EXERCISE REQUIREMENTS: An image-free reproduction of the data below is needed: print it exactly.

--*--

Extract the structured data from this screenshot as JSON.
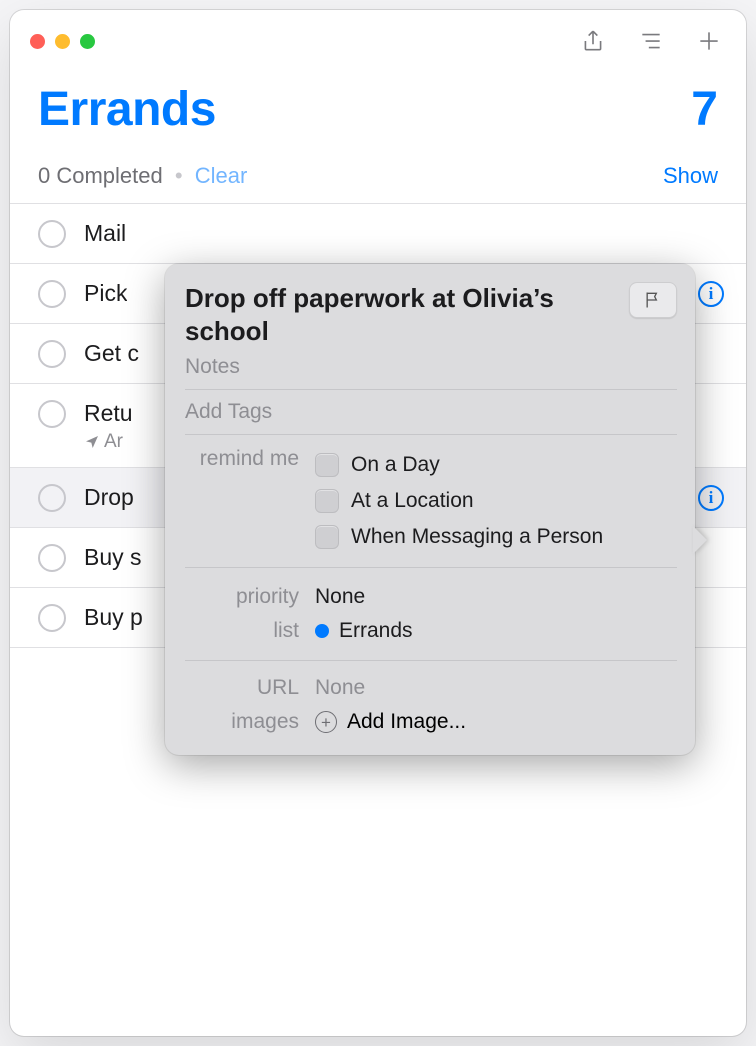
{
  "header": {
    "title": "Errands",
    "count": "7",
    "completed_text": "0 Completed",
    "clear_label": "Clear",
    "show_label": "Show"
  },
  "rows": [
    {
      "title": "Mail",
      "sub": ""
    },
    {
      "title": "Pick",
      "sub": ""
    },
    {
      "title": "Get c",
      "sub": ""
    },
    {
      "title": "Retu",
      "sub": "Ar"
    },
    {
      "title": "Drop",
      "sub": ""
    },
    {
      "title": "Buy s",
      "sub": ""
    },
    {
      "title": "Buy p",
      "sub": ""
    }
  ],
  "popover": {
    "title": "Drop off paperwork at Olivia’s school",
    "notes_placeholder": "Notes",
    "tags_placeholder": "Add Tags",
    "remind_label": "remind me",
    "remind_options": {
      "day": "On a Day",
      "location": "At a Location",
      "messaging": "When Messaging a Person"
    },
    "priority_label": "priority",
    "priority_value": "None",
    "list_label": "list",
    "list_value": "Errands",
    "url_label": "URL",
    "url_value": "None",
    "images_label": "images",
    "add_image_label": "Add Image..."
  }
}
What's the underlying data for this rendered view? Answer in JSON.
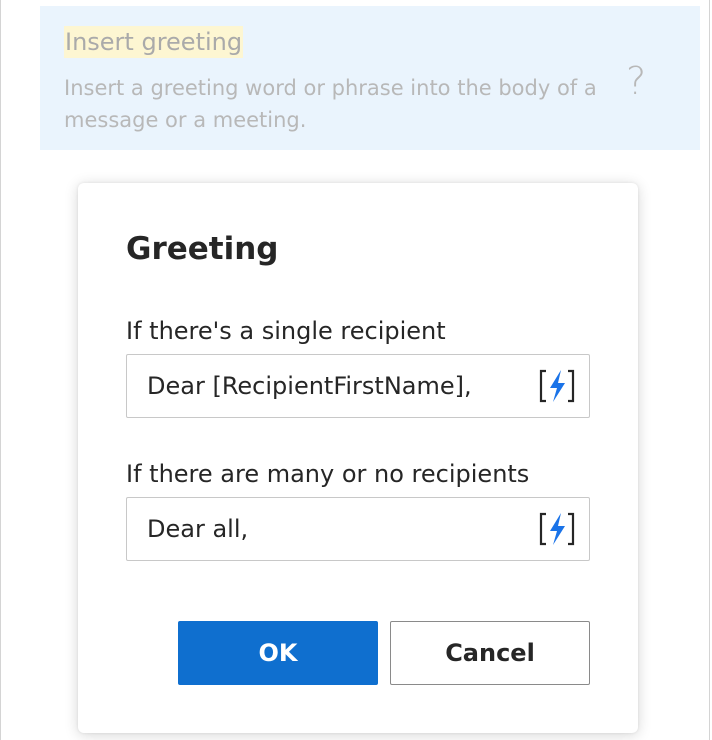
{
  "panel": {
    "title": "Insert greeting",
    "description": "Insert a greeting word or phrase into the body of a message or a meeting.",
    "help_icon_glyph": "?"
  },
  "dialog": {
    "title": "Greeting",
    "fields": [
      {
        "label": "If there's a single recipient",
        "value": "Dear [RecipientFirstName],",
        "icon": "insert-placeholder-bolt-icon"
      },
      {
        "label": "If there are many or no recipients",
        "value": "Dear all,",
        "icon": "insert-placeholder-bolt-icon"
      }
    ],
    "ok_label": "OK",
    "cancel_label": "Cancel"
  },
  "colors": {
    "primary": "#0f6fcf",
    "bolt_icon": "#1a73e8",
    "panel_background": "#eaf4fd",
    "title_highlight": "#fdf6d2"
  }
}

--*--

SOLUTION FOR THIS TASK:
Extract the structured data from this screenshot as JSON.
{
  "header": {
    "title": "Errands",
    "count": "7",
    "completed_text": "0 Completed",
    "clear_label": "Clear",
    "show_label": "Show"
  },
  "rows": [
    {
      "title": "Mail",
      "sub": ""
    },
    {
      "title": "Pick",
      "sub": ""
    },
    {
      "title": "Get c",
      "sub": ""
    },
    {
      "title": "Retu",
      "sub": "Ar"
    },
    {
      "title": "Drop",
      "sub": ""
    },
    {
      "title": "Buy s",
      "sub": ""
    },
    {
      "title": "Buy p",
      "sub": ""
    }
  ],
  "popover": {
    "title": "Drop off paperwork at Olivia’s school",
    "notes_placeholder": "Notes",
    "tags_placeholder": "Add Tags",
    "remind_label": "remind me",
    "remind_options": {
      "day": "On a Day",
      "location": "At a Location",
      "messaging": "When Messaging a Person"
    },
    "priority_label": "priority",
    "priority_value": "None",
    "list_label": "list",
    "list_value": "Errands",
    "url_label": "URL",
    "url_value": "None",
    "images_label": "images",
    "add_image_label": "Add Image..."
  }
}
What's the underlying data for this rendered view? Answer in JSON.
{
  "panel": {
    "title": "Insert greeting",
    "description": "Insert a greeting word or phrase into the body of a message or a meeting.",
    "help_icon_glyph": "?"
  },
  "dialog": {
    "title": "Greeting",
    "fields": [
      {
        "label": "If there's a single recipient",
        "value": "Dear [RecipientFirstName],",
        "icon": "insert-placeholder-bolt-icon"
      },
      {
        "label": "If there are many or no recipients",
        "value": "Dear all,",
        "icon": "insert-placeholder-bolt-icon"
      }
    ],
    "ok_label": "OK",
    "cancel_label": "Cancel"
  },
  "colors": {
    "primary": "#0f6fcf",
    "bolt_icon": "#1a73e8",
    "panel_background": "#eaf4fd",
    "title_highlight": "#fdf6d2"
  }
}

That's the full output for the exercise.